__What is needed__:
Your answer should consist of the lines in the data below that contain "this".

__Data to use__:
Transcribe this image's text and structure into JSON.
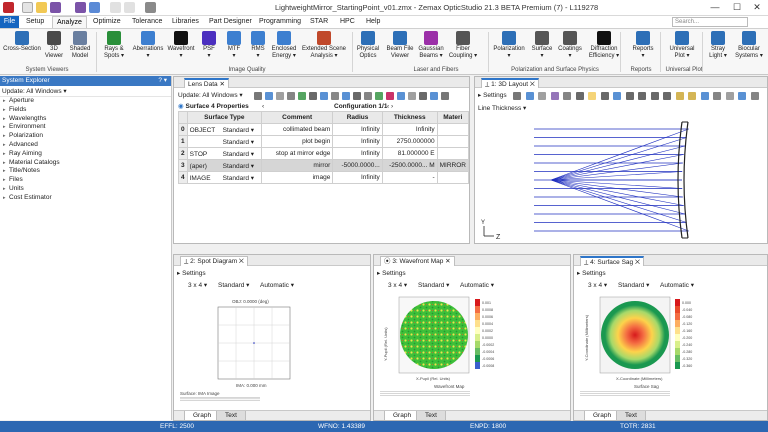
{
  "window": {
    "title": "LightweightMirror_StartingPoint_v01.zmx - Zemax OpticStudio 21.3   BETA   Premium (7) - L119278",
    "minimize": "—",
    "maximize": "☐",
    "close": "✕"
  },
  "menu": {
    "file": "File",
    "items": [
      "Setup",
      "Analyze",
      "Optimize",
      "Tolerance",
      "Libraries",
      "Part Designer",
      "Programming",
      "STAR",
      "HPC",
      "Help"
    ],
    "active": "Analyze",
    "search_placeholder": "Search..."
  },
  "ribbon": {
    "buttons": [
      {
        "label": "Cross-Section",
        "icon": "cross-section-icon"
      },
      {
        "label": "3D\nViewer",
        "icon": "3d-viewer-icon"
      },
      {
        "label": "Shaded\nModel",
        "icon": "shaded-model-icon"
      },
      {
        "label": "Rays &\nSpots ▾",
        "icon": "rays-spots-icon"
      },
      {
        "label": "Aberrations\n▾",
        "icon": "aberrations-icon"
      },
      {
        "label": "Wavefront\n▾",
        "icon": "wavefront-icon"
      },
      {
        "label": "PSF\n▾",
        "icon": "psf-icon"
      },
      {
        "label": "MTF\n▾",
        "icon": "mtf-icon"
      },
      {
        "label": "RMS\n▾",
        "icon": "rms-icon"
      },
      {
        "label": "Enclosed\nEnergy ▾",
        "icon": "enclosed-energy-icon"
      },
      {
        "label": "Extended Scene\nAnalysis ▾",
        "icon": "extended-scene-icon"
      },
      {
        "label": "Physical\nOptics",
        "icon": "physical-optics-icon"
      },
      {
        "label": "Beam File\nViewer",
        "icon": "beam-file-viewer-icon"
      },
      {
        "label": "Gaussian\nBeams ▾",
        "icon": "gaussian-beams-icon"
      },
      {
        "label": "Fiber\nCoupling ▾",
        "icon": "fiber-coupling-icon"
      },
      {
        "label": "Polarization\n▾",
        "icon": "polarization-icon"
      },
      {
        "label": "Surface\n▾",
        "icon": "surface-icon"
      },
      {
        "label": "Coatings\n▾",
        "icon": "coatings-icon"
      },
      {
        "label": "Diffraction\nEfficiency ▾",
        "icon": "diffraction-efficiency-icon"
      },
      {
        "label": "Reports\n▾",
        "icon": "reports-icon"
      },
      {
        "label": "Universal\nPlot ▾",
        "icon": "universal-plot-icon"
      },
      {
        "label": "Stray\nLight ▾",
        "icon": "stray-light-icon"
      },
      {
        "label": "Biocular\nSystems ▾",
        "icon": "biocular-icon"
      }
    ],
    "groups": [
      "System Viewers",
      "Image Quality",
      "Laser and Fibers",
      "Polarization and Surface Physics",
      "Reports",
      "Universal Plot"
    ]
  },
  "system_explorer": {
    "title": "System Explorer",
    "title_icons": "? ▾",
    "update": "Update: All Windows ▾",
    "items": [
      "Aperture",
      "Fields",
      "Wavelengths",
      "Environment",
      "Polarization",
      "Advanced",
      "Ray Aiming",
      "Material Catalogs",
      "Title/Notes",
      "Files",
      "Units",
      "Cost Estimator"
    ]
  },
  "lens_data": {
    "tab": "Lens Data",
    "update": "Update: All Windows ▾",
    "surface_label": "Surface  4 Properties",
    "configuration": "Configuration 1/1",
    "columns": [
      "",
      "Surface Type",
      "Comment",
      "Radius",
      "Thickness",
      "Materi"
    ],
    "rows": [
      {
        "num": "0",
        "name": "OBJECT",
        "type": "Standard ▾",
        "comment": "collimated beam",
        "radius": "Infinity",
        "thickness": "Infinity",
        "material": ""
      },
      {
        "num": "1",
        "name": "",
        "type": "Standard ▾",
        "comment": "plot begin",
        "radius": "Infinity",
        "thickness": "2750.000000",
        "material": ""
      },
      {
        "num": "2",
        "name": "STOP",
        "type": "Standard ▾",
        "comment": "stop at mirror edge",
        "radius": "Infinity",
        "thickness": "81.000000  E",
        "material": ""
      },
      {
        "num": "3",
        "name": "(aper)",
        "type": "Standard ▾",
        "comment": "mirror",
        "radius": "-5000.0000...",
        "thickness": "-2500.0000...  M",
        "material": "MIRROR"
      },
      {
        "num": "4",
        "name": "IMAGE",
        "type": "Standard ▾",
        "comment": "image",
        "radius": "Infinity",
        "thickness": "-",
        "material": ""
      }
    ]
  },
  "layout3d": {
    "tab": "1: 3D Layout",
    "settings": "Settings",
    "line_thickness": "Line Thickness ▾",
    "axis_z": "Z",
    "axis_y": "Y"
  },
  "spot": {
    "tab": "2: Spot Diagram",
    "settings": "Settings",
    "grid": "3 x 4 ▾",
    "mode": "Standard ▾",
    "scale": "Automatic ▾",
    "plot_title": "OBJ: 0.0000 (deg)",
    "plot_sub": "IMA: 0.000 mm",
    "bottom_text": "Surface: IMA Image",
    "tabs": [
      "Graph",
      "Text"
    ]
  },
  "wavefront": {
    "tab": "3: Wavefront Map",
    "settings": "Settings",
    "grid": "3 x 4 ▾",
    "mode": "Standard ▾",
    "scale": "Automatic ▾",
    "xlabel": "X-Pupil (Rel. Units)",
    "ylabel": "Y-Pupil (Rel. Units)",
    "legend": [
      "0.001",
      "0.0008",
      "0.0006",
      "0.0004",
      "0.0002",
      "0.0000",
      "-0.0002",
      "-0.0004",
      "-0.0006",
      "-0.0008"
    ],
    "bottom_text": "Wavefront Map",
    "tabs": [
      "Graph",
      "Text"
    ]
  },
  "sag": {
    "tab": "4: Surface Sag",
    "settings": "Settings",
    "grid": "3 x 4 ▾",
    "mode": "Standard ▾",
    "scale": "Automatic ▾",
    "xlabel": "X-Coordinate (Millimeters)",
    "ylabel": "Y-Coordinate (Millimeters)",
    "legend": [
      "0.000",
      "-0.040",
      "-0.080",
      "-0.120",
      "-0.160",
      "-0.200",
      "-0.240",
      "-0.280",
      "-0.320",
      "-0.360"
    ],
    "bottom_text": "Surface Sag",
    "tabs": [
      "Graph",
      "Text"
    ]
  },
  "status": {
    "effl": "EFFL: 2500",
    "wfno": "WFNO: 1.43389",
    "enpd": "ENPD: 1800",
    "totr": "TOTR: 2831"
  },
  "colors": {
    "accent": "#2c67b2",
    "ray": "#1f2fbf"
  }
}
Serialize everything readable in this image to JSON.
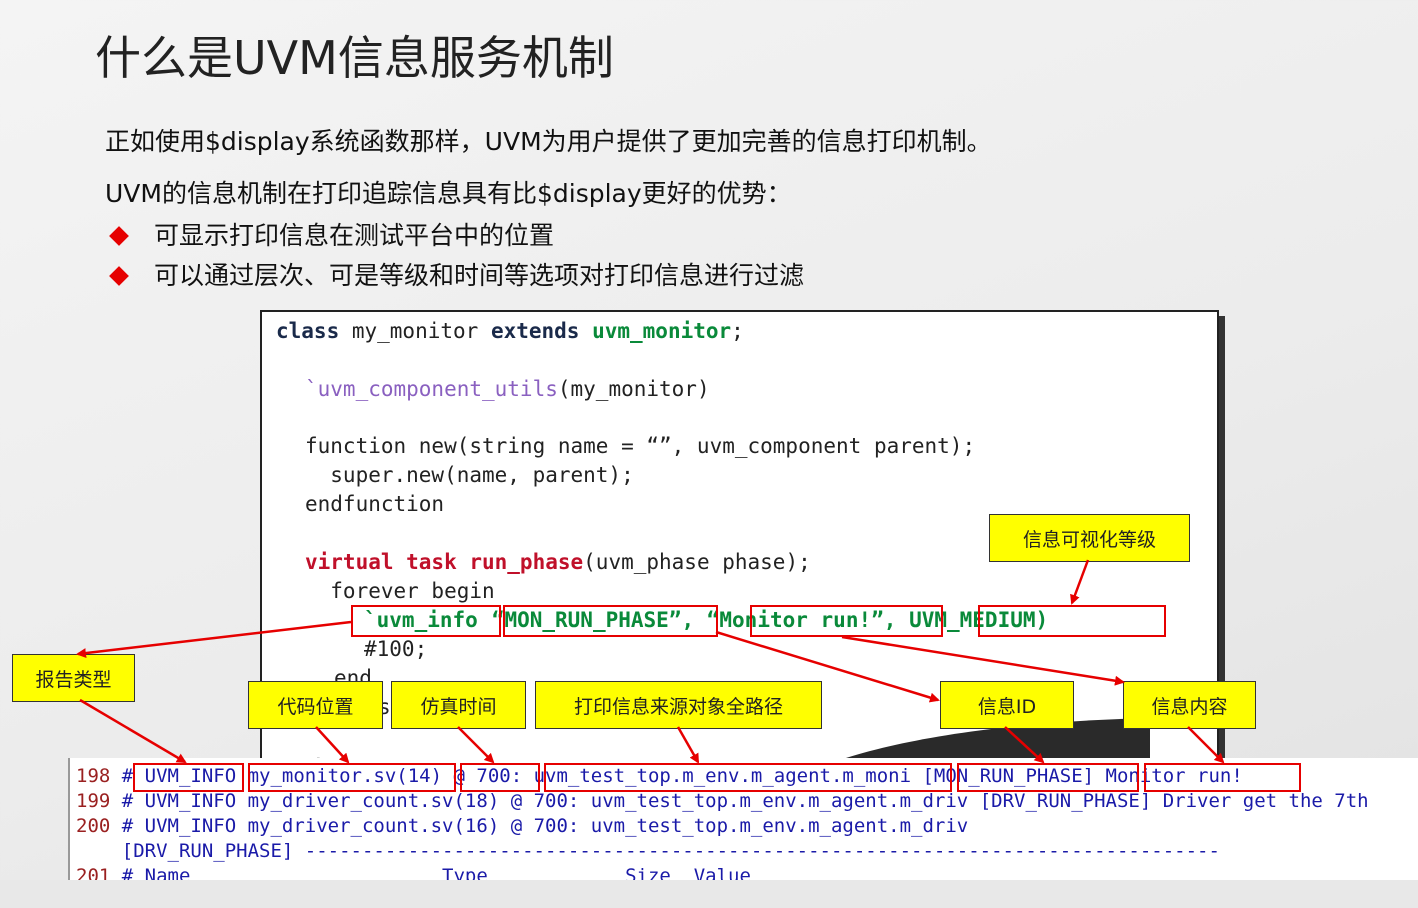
{
  "slide": {
    "title": "什么是UVM信息服务机制",
    "paragraph1": "正如使用$display系统函数那样，UVM为用户提供了更加完善的信息打印机制。",
    "paragraph2": "UVM的信息机制在打印追踪信息具有比$display更好的优势：",
    "bullets": [
      "可显示打印信息在测试平台中的位置",
      "可以通过层次、可是等级和时间等选项对打印信息进行过滤"
    ]
  },
  "code": {
    "l1_kw1": "class",
    "l1_name": " my_monitor ",
    "l1_kw2": "extends",
    "l1_base": " uvm_monitor",
    "l1_semi": ";",
    "l2_macro": "`uvm_component_utils",
    "l2_arg": "(my_monitor)",
    "l3": "function new(string name = “”, uvm_component parent);",
    "l4": "  super.new(name, parent);",
    "l5": "endfunction",
    "l6_kw": "virtual task run_phase",
    "l6_rest": "(uvm_phase phase);",
    "l7": "  forever begin",
    "l8_macro": "`uvm_info",
    "l8_id": "“MON_RUN_PHASE”",
    "l8_sep1": ", ",
    "l8_msg": "“Monitor run!”",
    "l8_sep2": ", ",
    "l8_verb": "UVM_MEDIUM)",
    "l9": "#100;",
    "l10": "end",
    "l11": "s",
    "l12": "."
  },
  "log": {
    "lines": [
      {
        "num": "198",
        "text": " # UVM_INFO my_monitor.sv(14) @ 700: uvm_test_top.m_env.m_agent.m_moni [MON_RUN_PHASE] Monitor run!"
      },
      {
        "num": "199",
        "text": " # UVM_INFO my_driver_count.sv(18) @ 700: uvm_test_top.m_env.m_agent.m_driv [DRV_RUN_PHASE] Driver get the 7th"
      },
      {
        "num": "200",
        "text": " # UVM_INFO my_driver_count.sv(16) @ 700: uvm_test_top.m_env.m_agent.m_driv"
      },
      {
        "num": "",
        "text": "    [DRV_RUN_PHASE] --------------------------------------------------------------------------------"
      },
      {
        "num": "201",
        "text": " # Name                      Type            Size  Value"
      }
    ]
  },
  "callouts": {
    "verbosity": "信息可视化等级",
    "report_type": "报告类型",
    "code_location": "代码位置",
    "sim_time": "仿真时间",
    "full_path": "打印信息来源对象全路径",
    "message_id": "信息ID",
    "message_content": "信息内容"
  },
  "colors": {
    "highlight": "#e60000",
    "callout_bg": "#ffff00",
    "keyword_green": "#0a8a3a",
    "keyword_red": "#c0102a",
    "log_blue": "#1a1aa8"
  }
}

__Exercise result__:
Transcribe this image's text and structure into JSON.
Serialize everything readable in this image to JSON.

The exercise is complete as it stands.